I called my friend Kathleen who has been friends with us for a long time and also friends with Jeanne and Mike.  Their oldest daughter is best friends with E.  She is great with giving me perspective and talking me off the ledge.  She gets me to laugh.  Kathleen completely agrees with our decision.  I felt much better after talking to her.  A came home from his game happy.  M had the game winning goal.  I watched a good show on HBO and remembered about the good in life.  In the lowest of the lows, I felt the coaster car beginning to rise back up the next hill.

Last year I was a chaperone on A's band trip to Hershey Park.  I was in a dark place in life.  We still hadn't decided what to do with the girls.  The sessions with Dr. L were taxing.  I was beginning to really feel grief as the initial shock was wearing off.  Riding the rides that day was awesome.  The adrenaline rush was exactly what I needed.  I screamed and yelled at each turn and drop.  I loved spending the day with A and his friends.  I remember texting my sister C from the park and telling her that a great remedy for grief was riding a coaster.  Riding with A took me away from all the worry and sadness if just for a moment.

I think I need to remember that feeling.  Try to capture it in my mind when times get rough around here.  I need to learn to get used to the ups and downs.  Try not to panic with the lows or get too overconfident during the highs.  I just wish the ride we were on was the merry-go-round or the log flume with a few thrills but not too much craziness.  We are a big time coaster family, but I'm not sure how much longer we can stay on this wild ride.  I'm exhausted.


  1. Beautifully written post.

    Poor you. Poor E. I remember being her age and how unfair everything feels, and I wasn't experiencing real trauma or actual concerns about fitting in with my family. I can't imagine how painful that is for her, and by extension all of you.

    It sounds like you are making your parenting decisions from a very loving and logical place. Trust yourself despite the roller coaster.

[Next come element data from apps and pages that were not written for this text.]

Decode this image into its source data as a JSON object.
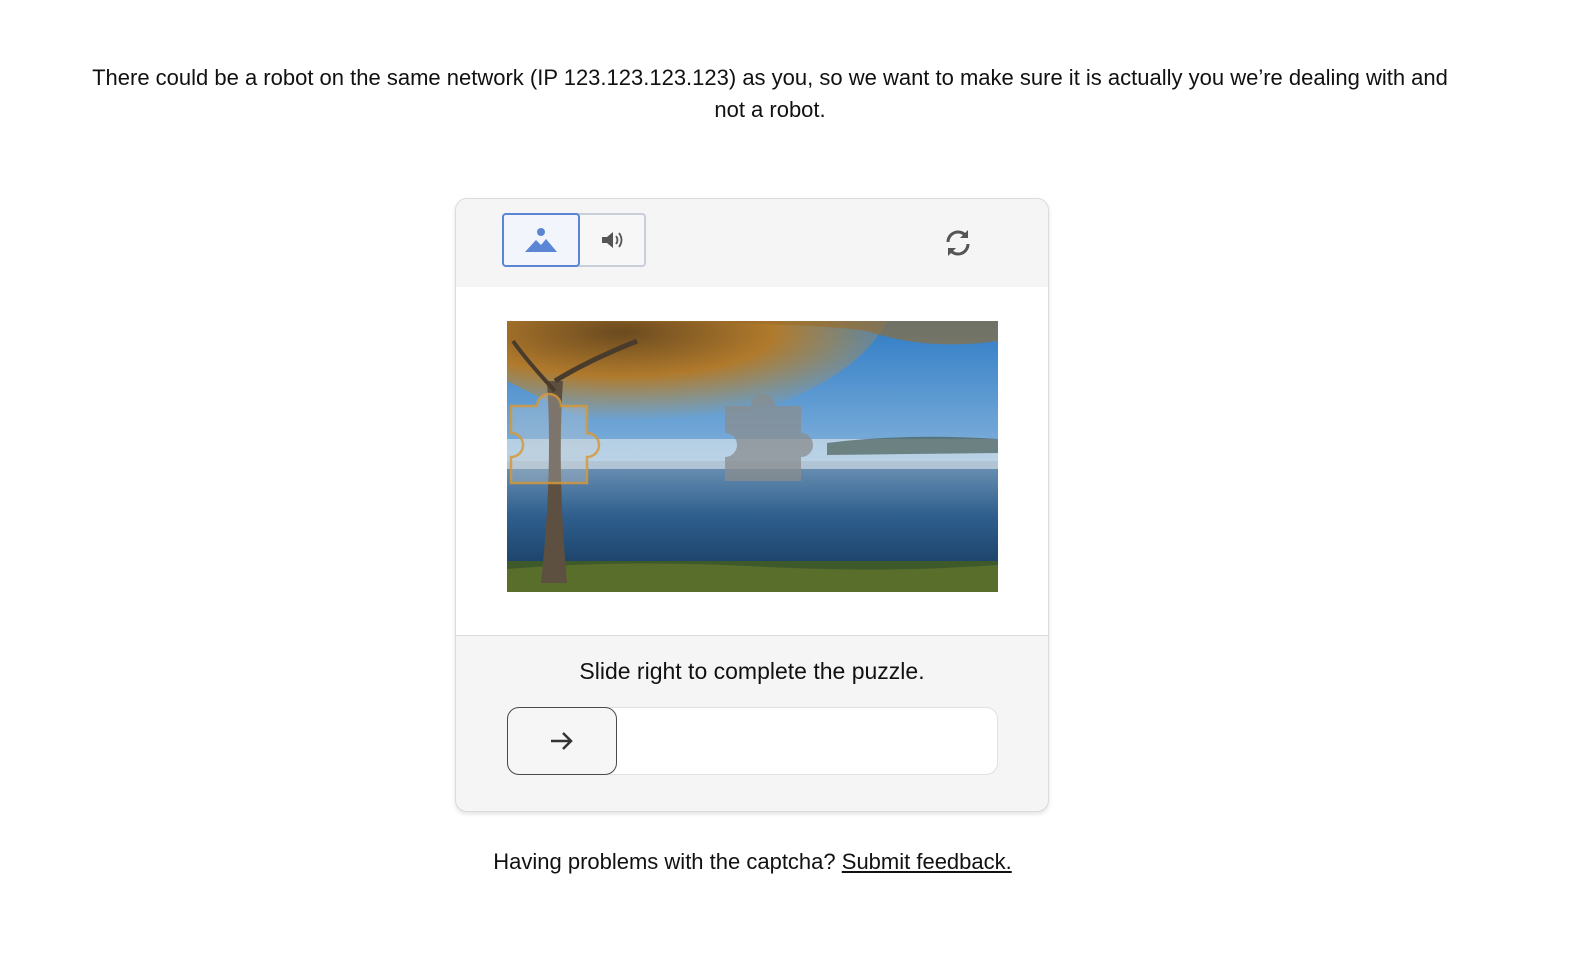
{
  "intro": {
    "text": "There could be a robot on the same network (IP 123.123.123.123) as you, so we want to make sure it is actually you we’re dealing with and not a robot."
  },
  "captcha": {
    "modes": [
      {
        "icon": "image-icon",
        "selected": true
      },
      {
        "icon": "speaker-icon",
        "selected": false
      }
    ],
    "refresh_icon": "refresh-icon",
    "instruction": "Slide right to complete the puzzle.",
    "slider": {
      "handle_icon": "arrow-right-icon",
      "progress": 0
    },
    "accent_color": "#5b86d6"
  },
  "footer": {
    "question": "Having problems with the captcha? ",
    "link_text": "Submit feedback."
  }
}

  2. You are making the best decisions you can for your ENTIRE family. From what you have previously written, it seems E was the golden child, the one everyone else's lives revolved around. Too bad that's not the way things roll in your house. You ARE her family, even if she doesn't see that. I have so often reminded my friends that their children will see they truly did their best by them when they are adults and have adult vision. The same holds true here.

    Hang in there. You'll be heading down that drop with your arms held high once more. :o)

    (P.S. Have you guys ridden The Griffin at BG? It is one HECK of a ride!!)

  3. Thanks for the encouragement. I can't begin to tell you how good it feels.

    Rach, we did BG last spring break to give the boys a break from all the drama. The Griffin is awesome and Apollo's chariot in the dark was the best. L just loved watching the water splash for the Griffin. We spent the next day at the skatepark by the rec center, then CW and lunch at the cheese shop. A great few days!

  4. Oh how I LOVE BG. AND CW. AND The Cheese Shop. :o) I'm glad that was a bright spot for your family. You should TOTALLY come back. It's WONDERFUL down here. :o)

  5. We try to get down a few times a year. It's gotten harder with all the sports schedules with the kids. The 'burg has always been a great place of respite for K and I. House dressing from the cheese shop doesn't hurt either1

  6. LOL! :o)

    Throw in some bread ends and life is goooooood.

    I taught the daughter of one of the owner's last year. She was the sweetest girl with the sweetest mama.

    I can't tell you how many times I wound up with a free lunch or dinner. Once, all I wanted was some bread ends and House, and there were no bread ends. The mama went in the back and had them slice an entire loaf of white bread for me--then, didn't charge me a penny. Ahhhh. Good times. :o)